→ Brief
The listing that follows must be given again in full and exactly.

→ Data for analysis
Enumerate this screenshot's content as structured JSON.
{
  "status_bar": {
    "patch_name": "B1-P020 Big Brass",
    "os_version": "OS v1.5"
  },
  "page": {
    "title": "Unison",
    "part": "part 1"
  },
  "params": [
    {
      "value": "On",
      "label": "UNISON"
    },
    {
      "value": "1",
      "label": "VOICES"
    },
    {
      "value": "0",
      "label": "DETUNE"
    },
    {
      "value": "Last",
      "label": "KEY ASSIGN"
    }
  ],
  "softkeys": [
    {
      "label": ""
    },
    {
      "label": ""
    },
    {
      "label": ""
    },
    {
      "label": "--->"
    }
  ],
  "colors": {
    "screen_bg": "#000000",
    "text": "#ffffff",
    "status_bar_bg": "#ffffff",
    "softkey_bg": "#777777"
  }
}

→ The completed task
Enumerate this screenshot's content as structured JSON.
{
  "status_bar": {
    "patch_name": "B1-P020 Big Brass",
    "os_version": "OS v1.5"
  },
  "page": {
    "title": "Unison",
    "part": "part 1"
  },
  "params": [
    {
      "value": "On",
      "label": "UNISON"
    },
    {
      "value": "1",
      "label": "VOICES"
    },
    {
      "value": "0",
      "label": "DETUNE"
    },
    {
      "value": "Last",
      "label": "KEY ASSIGN"
    }
  ],
  "softkeys": [
    {
      "label": ""
    },
    {
      "label": ""
    },
    {
      "label": ""
    },
    {
      "label": "--->"
    }
  ],
  "colors": {
    "screen_bg": "#000000",
    "text": "#ffffff",
    "status_bar_bg": "#ffffff",
    "softkey_bg": "#777777"
  }
}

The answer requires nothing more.